It's a sad thing that so many people don't even seem to care about their family histories. This experience you've relayed here will hopefully encourage more people to talk to the oldest members of their families, to write or otherwise record the stories of their lives and the memories they have of those no longer living.ReplyDelete
Money, comforts, and the like are nice, but ultimately this just shows that families are our most valuable asset.
Very interesting. I would love to see it if possible.ReplyDelete
Very well written. Inspirational.
A very moving post Andrew. One of the reasons that I love geneology and historical fiction is because they enable us to see events from history, that are too massive to comprehend (like the Russian pogroms and the Nazi atrocities), from a more personal point of view. It is overwhelming to think of 7,000 people being slaughtered. It is moving when you hear the stories of a few of them. It is life-changing when those stories are your family. What a treasure your cousin has given you!ReplyDelete
@QT: I met a lot of people when we took trips to Florida, but as a kid, I was like, "ugh, old people."ReplyDelete
Now I wish I had talked to them more.
@בערי: I still haven't gone through the whole thing myself! (it's over 400 pages!)
@Mary: I knew they "came over" in the early 1900's but I always figured it was like, "hey, check out America! Let's go!" and not a last-ditch effort to stay alive.
What a beautiful tribute to your family Andrew. I was very moved. I can't even imagine what they might have gone through. Thank you.ReplyDelete
Thank you for sharing that, Andy. Years ago I visited NYC, and took the ferry to see the Statue of Liberty and Ellis Island. To me, Liberty was OK, but Ellis Island hit me right in the gut.ReplyDelete
When you go into the museum, the first thing you see is a pile of luggage -- satchels, trunks, bags large and small -- that are actual pieces used by immigrants who came through Ellis Island. Then, in another section of the museum, there are exhibits of actual things families brought with them. Cooking pots and utensils, family Bibles, heirloom christening dresses, photographs.
All of that really made me stop and think, "What would *I* pack if I were leaving forever and going into the unknown?"
Andrew, thank you for sharing these stories about your family history. It's so moving to read about what they had to go through, the horrible struggles they faced. It's really amazing what they did and gave up to survive, and so sad to think of all those who did not.ReplyDelete
Andrew - wonderful post about family history! Not sure if you or your readers realize there is an entire community of genealogy bloggers with over 1,500 blogs covering everything from Australian Aboriginal genealogy to Jewish genealogy and more!ReplyDelete
@Anne: Problem is, I can imagine, which is why I'm considering writing about it.ReplyDelete

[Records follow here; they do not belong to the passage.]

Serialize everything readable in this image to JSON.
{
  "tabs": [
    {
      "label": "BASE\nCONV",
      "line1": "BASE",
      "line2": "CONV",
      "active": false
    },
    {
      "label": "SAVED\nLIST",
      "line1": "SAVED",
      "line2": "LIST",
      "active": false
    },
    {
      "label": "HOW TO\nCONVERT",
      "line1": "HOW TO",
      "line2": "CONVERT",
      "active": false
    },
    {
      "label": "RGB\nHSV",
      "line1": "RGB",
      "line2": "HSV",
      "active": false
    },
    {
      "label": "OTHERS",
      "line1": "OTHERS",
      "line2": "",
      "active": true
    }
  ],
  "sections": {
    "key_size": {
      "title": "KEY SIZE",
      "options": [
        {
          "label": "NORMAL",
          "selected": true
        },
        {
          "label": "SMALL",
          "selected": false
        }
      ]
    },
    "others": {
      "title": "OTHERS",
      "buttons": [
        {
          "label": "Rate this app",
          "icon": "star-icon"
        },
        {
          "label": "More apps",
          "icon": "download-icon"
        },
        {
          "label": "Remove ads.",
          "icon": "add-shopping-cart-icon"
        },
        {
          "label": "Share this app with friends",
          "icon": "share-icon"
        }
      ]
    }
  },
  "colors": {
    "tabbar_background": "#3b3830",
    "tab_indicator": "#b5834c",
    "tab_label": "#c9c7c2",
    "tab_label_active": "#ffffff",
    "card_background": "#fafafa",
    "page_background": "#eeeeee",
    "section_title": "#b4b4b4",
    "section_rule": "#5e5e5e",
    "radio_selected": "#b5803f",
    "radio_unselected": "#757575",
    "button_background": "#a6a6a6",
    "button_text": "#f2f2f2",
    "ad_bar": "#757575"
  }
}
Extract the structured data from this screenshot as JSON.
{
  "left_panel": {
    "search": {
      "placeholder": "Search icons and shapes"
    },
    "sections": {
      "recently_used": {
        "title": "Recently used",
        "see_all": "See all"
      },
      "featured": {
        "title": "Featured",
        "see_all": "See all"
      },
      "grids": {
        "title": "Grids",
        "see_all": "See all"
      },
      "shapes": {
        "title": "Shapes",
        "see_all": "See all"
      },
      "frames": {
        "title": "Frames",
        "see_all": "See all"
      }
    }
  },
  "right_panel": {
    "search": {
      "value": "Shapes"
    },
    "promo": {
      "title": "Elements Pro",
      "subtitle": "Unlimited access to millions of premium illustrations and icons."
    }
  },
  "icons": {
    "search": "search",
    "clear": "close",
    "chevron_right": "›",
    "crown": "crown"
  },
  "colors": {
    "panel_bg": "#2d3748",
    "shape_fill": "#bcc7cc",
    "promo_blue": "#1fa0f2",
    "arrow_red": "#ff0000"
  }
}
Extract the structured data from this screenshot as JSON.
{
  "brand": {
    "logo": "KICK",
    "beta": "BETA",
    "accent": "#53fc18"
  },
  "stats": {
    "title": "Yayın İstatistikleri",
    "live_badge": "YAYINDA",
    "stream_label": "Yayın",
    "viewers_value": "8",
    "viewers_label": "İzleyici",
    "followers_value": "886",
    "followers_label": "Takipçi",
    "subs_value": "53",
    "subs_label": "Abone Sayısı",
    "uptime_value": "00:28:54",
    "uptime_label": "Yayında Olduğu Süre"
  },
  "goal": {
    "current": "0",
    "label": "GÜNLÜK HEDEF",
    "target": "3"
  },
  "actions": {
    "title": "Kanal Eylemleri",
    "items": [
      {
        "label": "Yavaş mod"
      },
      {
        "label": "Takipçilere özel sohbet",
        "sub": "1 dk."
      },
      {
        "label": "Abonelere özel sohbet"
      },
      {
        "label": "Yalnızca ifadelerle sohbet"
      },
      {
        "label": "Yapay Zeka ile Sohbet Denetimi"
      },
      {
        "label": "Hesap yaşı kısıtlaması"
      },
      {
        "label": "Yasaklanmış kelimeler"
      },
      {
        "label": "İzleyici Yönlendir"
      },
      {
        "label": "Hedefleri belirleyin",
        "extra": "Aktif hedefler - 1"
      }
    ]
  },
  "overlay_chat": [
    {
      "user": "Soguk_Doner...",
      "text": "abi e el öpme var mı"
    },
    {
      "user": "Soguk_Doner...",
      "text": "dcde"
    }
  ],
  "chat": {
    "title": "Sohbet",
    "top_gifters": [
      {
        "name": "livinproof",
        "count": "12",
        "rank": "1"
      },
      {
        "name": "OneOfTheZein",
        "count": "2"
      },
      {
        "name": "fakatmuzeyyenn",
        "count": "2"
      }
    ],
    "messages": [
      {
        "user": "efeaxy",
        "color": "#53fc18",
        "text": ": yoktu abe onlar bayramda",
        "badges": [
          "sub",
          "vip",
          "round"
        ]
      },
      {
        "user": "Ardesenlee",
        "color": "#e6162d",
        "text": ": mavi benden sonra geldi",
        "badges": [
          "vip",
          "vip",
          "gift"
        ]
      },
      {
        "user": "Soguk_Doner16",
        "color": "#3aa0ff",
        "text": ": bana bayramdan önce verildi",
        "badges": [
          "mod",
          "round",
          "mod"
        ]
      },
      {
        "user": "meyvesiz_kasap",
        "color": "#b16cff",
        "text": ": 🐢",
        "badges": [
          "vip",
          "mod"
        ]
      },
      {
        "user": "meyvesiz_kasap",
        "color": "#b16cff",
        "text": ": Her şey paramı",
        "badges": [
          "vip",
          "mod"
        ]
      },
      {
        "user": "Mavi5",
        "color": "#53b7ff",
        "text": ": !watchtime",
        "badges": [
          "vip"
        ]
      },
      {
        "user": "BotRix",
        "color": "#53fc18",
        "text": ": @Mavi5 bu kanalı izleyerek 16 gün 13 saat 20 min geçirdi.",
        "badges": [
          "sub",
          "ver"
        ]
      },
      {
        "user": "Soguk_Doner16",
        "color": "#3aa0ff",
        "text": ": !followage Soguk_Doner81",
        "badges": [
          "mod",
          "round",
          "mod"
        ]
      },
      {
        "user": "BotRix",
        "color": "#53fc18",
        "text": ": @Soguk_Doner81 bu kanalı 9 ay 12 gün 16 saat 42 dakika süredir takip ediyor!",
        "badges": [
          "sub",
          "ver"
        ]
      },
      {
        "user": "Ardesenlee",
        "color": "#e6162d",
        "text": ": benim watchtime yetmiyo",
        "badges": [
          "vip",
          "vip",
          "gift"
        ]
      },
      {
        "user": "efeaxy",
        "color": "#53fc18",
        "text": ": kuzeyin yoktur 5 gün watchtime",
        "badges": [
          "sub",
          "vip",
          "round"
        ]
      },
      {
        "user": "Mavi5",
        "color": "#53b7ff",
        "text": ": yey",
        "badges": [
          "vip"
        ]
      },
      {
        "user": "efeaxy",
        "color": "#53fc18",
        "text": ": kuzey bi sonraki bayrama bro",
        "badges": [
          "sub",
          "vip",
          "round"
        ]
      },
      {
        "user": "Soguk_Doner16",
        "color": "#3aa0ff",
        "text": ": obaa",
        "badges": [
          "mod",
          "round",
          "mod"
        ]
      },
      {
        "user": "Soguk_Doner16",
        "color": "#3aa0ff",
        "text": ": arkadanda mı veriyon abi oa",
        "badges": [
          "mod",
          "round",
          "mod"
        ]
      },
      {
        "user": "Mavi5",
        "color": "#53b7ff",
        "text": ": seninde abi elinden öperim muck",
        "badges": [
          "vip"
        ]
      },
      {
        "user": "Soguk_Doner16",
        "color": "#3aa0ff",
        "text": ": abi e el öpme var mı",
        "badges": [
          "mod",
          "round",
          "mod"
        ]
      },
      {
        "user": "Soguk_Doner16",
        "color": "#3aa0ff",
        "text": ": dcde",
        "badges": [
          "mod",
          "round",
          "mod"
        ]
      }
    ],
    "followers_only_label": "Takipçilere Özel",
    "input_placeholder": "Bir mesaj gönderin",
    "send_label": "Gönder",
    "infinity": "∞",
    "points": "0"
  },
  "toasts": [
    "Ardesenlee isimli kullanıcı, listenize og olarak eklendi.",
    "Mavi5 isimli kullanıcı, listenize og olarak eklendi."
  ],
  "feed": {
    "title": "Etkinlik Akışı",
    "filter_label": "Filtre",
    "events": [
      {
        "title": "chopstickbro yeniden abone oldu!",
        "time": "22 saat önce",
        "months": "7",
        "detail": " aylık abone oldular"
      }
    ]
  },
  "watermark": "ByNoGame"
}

@mschile: Unfortunately, what little my ancestors took with them was stolen, so they literally arrived with the shirts on their backs.
@Liz: Thanks. It's hard to give it justice.
@genea: Thanks for the link. This is more of a writing blog; I don't usually dive into Genealogy.